It’s mid-October which means there are about eight good weeks of work left in the year for the US market. Thanksgiving wipes out the end of November and December is good for about ten days then it’s over. This year will be a wrap.
Yesterday, I read an article from Seth Godin, Peak Mac. Truthfully, it was more of a rant (his words). It’s a good one. He’s full of passion and energy around companies becoming complacent because they don’t have someone in their ranks who is “unreasonably committed” to the customer. His rant is aimed at Apple, which is an unlikely target for such a spiel. However, he was on the money.
This week I’m going to encourage you to push. I want you to end this year with passion, covered in sweat, smiling ear-to-ear, having left all you have on the field. I want you to be unreasonably committed to yourself, and, by extension, your organization, for the next few months.
I’m inspired by more than Seth. My former mentor and manager, Jay Gallinatti, passed away suddenly last week. I’ve written about him before and will again, properly. I’ve thought a lot about what he taught and how he lived. I saw a bright, burning connection between his lessons and Seth’s words. Their confluence drives today’s focus to take action. There’s no better time to turn up the heat and make sure we, as managers, deliver the best for our team and organization. Here are some ideas on where you can start:
Check your performance review: Take a look at the things you committed to getting done this year and measure your progress. You have about two months to make something happen. Do it.
And that thing that’s always nagged you on your performance review? You know the one. It could be “doesn’t respond to emails promptly”, or “doesn’t provide agendas for the meeting consistently”, or “some other little nit picky thing that you dismiss but keeps biting you in the ass on your performance review.”

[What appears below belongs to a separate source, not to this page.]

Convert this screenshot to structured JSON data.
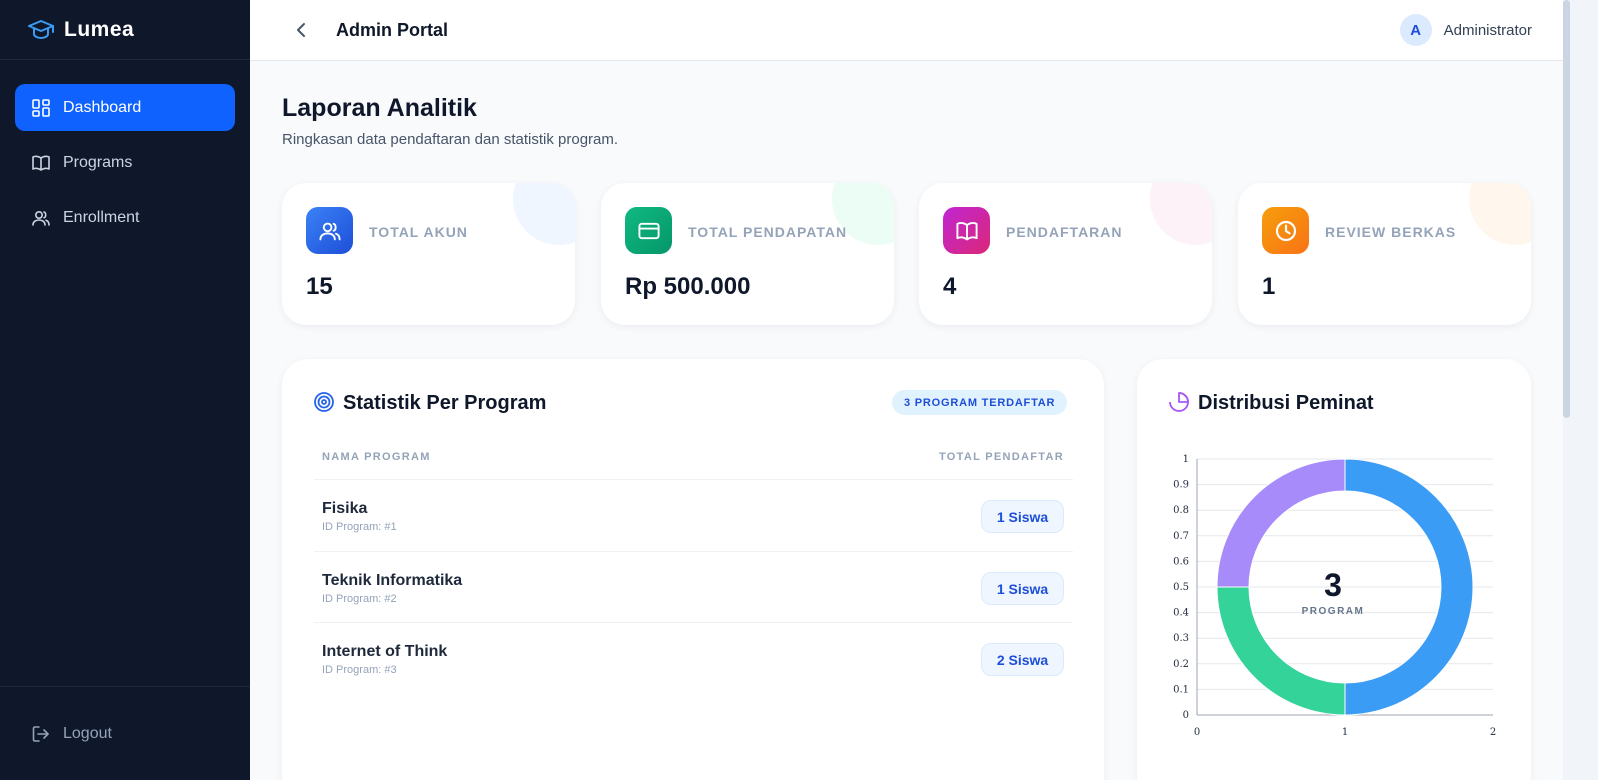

Write it on an index card. Tape it to your wall, lamp or bathroom mirror. Then take the next eight weeks and set about killing that thing. It may only cost you five percentage points on a weighted review, but it is going to feel damn good to get rid of it.
Check your team’s performance reviews: Do for them what I’m doing for you. Make sure they know they have eight weeks to hit targets and work with them to make it happen.
Don’t take the “if it’s important to them they should do it” approach. You’re a better manager than that. If you want to fire them, fire them. Otherwise, coach them to be the asset on the team you know they can be.
Plan your next vacation: I don’t mean for the holidays. I mean next year. Find someplace that’s always tugged at you or that you’ve never thought about before. If you need to learn a language to really get around there, even better. Go online and price out the trip. You don’t have to book it — yet. Find a trip you’d enjoy and price it out. Just knowing where you could go, knowing what it would take to go there and knowing how much you’d need to make it happen will give you energy. It will give you hope. Try it.
I’m going to end with one of my favorite quotes. It’s taped to my wall right now. If you know the source, please share it.
“I usually applaud your inclination to remain above the fray and churn out cool observations. I normally honor your instinct to distance yourself from petty partisan squabbles. But this week’s different. I’d like it very much if you plunged into the pit and unleashed the kind of grunts that come with total, mud-spattered commitment. Set aside your idealistic visions for now, I say, and start a riot on behalf of righteous pragmatism. Witty, evasive action, no. Hard-nosed gut-cheeks, yes. Be the mover and shaker with a thousand nuts and bolts, not the big-talker with a thousand promises.”